- [WORK INSTRUCTION]
Please write out the full listing beneath this line exactly, skipping its images.
──────── SOURCE DATA
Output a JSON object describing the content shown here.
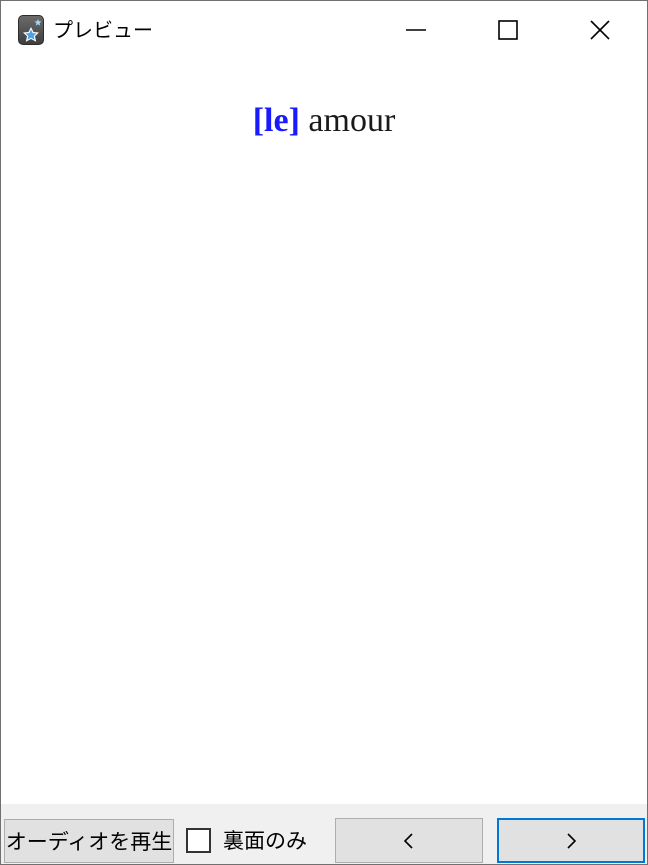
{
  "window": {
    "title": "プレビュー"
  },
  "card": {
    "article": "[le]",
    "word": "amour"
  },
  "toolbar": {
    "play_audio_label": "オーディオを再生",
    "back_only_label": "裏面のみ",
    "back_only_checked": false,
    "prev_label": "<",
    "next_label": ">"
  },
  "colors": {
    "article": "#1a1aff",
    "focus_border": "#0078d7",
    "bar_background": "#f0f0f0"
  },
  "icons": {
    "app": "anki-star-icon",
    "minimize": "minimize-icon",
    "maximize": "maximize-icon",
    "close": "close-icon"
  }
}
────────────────
- [PROBLEM SOLUTION]
Output a JSON object describing the content shown here.
{
  "window": {
    "title": "プレビュー"
  },
  "card": {
    "article": "[le]",
    "word": "amour"
  },
  "toolbar": {
    "play_audio_label": "オーディオを再生",
    "back_only_label": "裏面のみ",
    "back_only_checked": false,
    "prev_label": "<",
    "next_label": ">"
  },
  "colors": {
    "article": "#1a1aff",
    "focus_border": "#0078d7",
    "bar_background": "#f0f0f0"
  },
  "icons": {
    "app": "anki-star-icon",
    "minimize": "minimize-icon",
    "maximize": "maximize-icon",
    "close": "close-icon"
  }
}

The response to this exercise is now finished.